The Pentagon is advising Kiev on a new strategy after the failed summer counteroffensive, according to the newspaper
Lackluster results from Kiev’s summer counteroffensive against Russia and problems faced by the White House in appropriating more aid for Ukraine are forcing a rethink of military strategy for the entire conflict, the New York Times reported on Monday.
Washington is pushing for a conservative, defensive approach next year that would involve fighting “on a tighter budget,” the newspaper said, citing sources in the US government.
However, Ukrainian generals and senior officials are reportedly planning a bold push forward, which their American counterparts believe to be based on “unrealistic expectations” about future military assistance. Kiev wants artillery shells in quantities that do not exist in Western stockpiles, skeptics told the Times.
As Washington pushes Kiev into adopting its approach, General Christopher G. Cavoli, the top American commander in Europe, has taken a bigger role in dealing with the Ukrainians, the report said. The Pentagon will also have Lt. Gen. Antonio A. Aguto Jr. visit Kiev frequently to “work more directly with the country’s military leadership to improve the advice the United States is offering.”
Moscow perceives the Ukraine conflict as part of a US-led proxy war against Russia, in which it believes Washington is making all the key calls. The US government claims that it is only providing Kiev with what it needs to win, leaving the decision making to Ukrainian officials.
The US and Ukraine have been blaming each other for the failure of Kiev’s six-month-long counteroffensive, in which it sought to capture territories controlled by Russian forces. Kirev has declared a return to pre-2014 borders as the only acceptable outcome of the conflict. The Russian Defense Ministry has estimated Kiev’s losses during the push at more than 125,000 troops and 6,000 heavy weapons.
The NYT said American officials are arguing that Ukraine does not need to retake land, just score “some strategic and symbolic victories” to strengthen its hand before “calls for peace talks to end the war inevitably restart.”

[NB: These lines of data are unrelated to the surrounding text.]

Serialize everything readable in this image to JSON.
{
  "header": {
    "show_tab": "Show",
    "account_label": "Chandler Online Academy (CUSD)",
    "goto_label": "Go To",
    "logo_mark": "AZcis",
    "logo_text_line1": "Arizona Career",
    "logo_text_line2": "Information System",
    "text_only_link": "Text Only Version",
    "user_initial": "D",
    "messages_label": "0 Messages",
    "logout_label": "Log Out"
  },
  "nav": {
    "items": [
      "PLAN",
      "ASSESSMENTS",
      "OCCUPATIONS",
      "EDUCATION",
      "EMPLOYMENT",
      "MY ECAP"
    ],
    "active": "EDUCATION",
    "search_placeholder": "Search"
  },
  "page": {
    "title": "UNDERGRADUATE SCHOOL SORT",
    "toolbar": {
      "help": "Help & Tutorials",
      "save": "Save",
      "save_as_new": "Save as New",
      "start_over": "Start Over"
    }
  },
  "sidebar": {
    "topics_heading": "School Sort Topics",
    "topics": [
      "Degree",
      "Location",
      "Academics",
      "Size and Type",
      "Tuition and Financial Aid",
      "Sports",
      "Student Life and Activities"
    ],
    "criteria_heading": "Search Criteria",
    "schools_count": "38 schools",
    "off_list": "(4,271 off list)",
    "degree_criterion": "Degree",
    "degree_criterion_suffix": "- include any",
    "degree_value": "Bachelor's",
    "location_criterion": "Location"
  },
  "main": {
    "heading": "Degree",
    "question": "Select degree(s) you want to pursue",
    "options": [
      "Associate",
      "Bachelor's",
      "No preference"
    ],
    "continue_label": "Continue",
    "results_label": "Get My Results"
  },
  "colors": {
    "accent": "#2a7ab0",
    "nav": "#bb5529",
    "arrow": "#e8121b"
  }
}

The newspaper did not provide any insight into whether the White House believes that Kiev will ultimately have to accept territorial concessions to Russia. Republican Senator J.D. Vance suggested this was the case during a CNN interview on Sunday. He claimed that “nobody actually believes” Kiev will achieve its stated goal and that Washington should not write “more blank checks” to support that ambition.
Last week, GOP opposition in the US Congress succeeded in blocking a White House request for more than $110 billion in foreign security funding, including for Ukraine.
You can share this story on social media: